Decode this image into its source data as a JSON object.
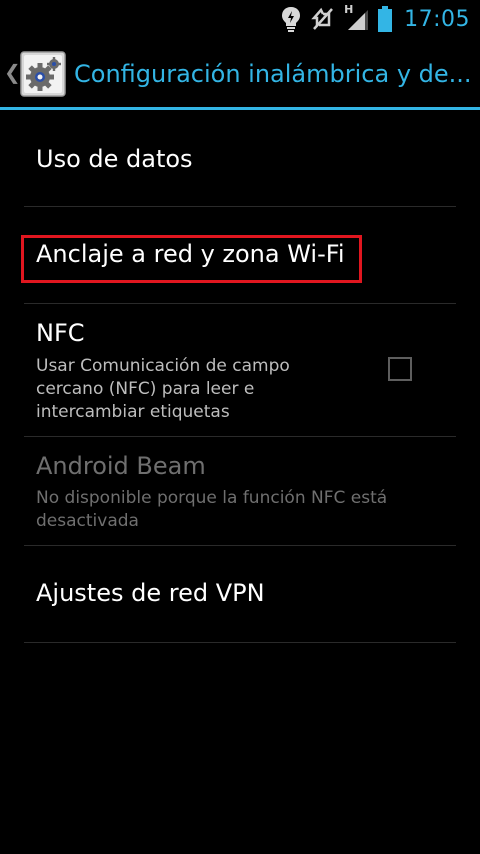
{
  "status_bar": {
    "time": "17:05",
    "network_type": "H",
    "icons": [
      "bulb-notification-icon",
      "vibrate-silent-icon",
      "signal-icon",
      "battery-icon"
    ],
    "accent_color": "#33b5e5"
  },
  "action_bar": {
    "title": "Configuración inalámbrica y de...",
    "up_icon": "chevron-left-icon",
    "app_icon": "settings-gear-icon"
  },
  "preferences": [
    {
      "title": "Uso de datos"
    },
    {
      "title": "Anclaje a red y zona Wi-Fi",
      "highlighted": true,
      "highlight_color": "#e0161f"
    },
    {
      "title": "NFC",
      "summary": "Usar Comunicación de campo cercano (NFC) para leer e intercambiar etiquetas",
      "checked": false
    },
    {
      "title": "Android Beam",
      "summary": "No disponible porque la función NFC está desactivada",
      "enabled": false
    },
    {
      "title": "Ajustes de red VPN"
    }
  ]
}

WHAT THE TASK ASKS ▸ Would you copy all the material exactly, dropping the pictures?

SOLUTION TO THE EXERCISE ▸
Decode this image into its source data as a JSON object.
{
  "status_bar": {
    "time": "17:05",
    "network_type": "H",
    "icons": [
      "bulb-notification-icon",
      "vibrate-silent-icon",
      "signal-icon",
      "battery-icon"
    ],
    "accent_color": "#33b5e5"
  },
  "action_bar": {
    "title": "Configuración inalámbrica y de...",
    "up_icon": "chevron-left-icon",
    "app_icon": "settings-gear-icon"
  },
  "preferences": [
    {
      "title": "Uso de datos"
    },
    {
      "title": "Anclaje a red y zona Wi-Fi",
      "highlighted": true,
      "highlight_color": "#e0161f"
    },
    {
      "title": "NFC",
      "summary": "Usar Comunicación de campo cercano (NFC) para leer e intercambiar etiquetas",
      "checked": false
    },
    {
      "title": "Android Beam",
      "summary": "No disponible porque la función NFC está desactivada",
      "enabled": false
    },
    {
      "title": "Ajustes de red VPN"
    }
  ]
}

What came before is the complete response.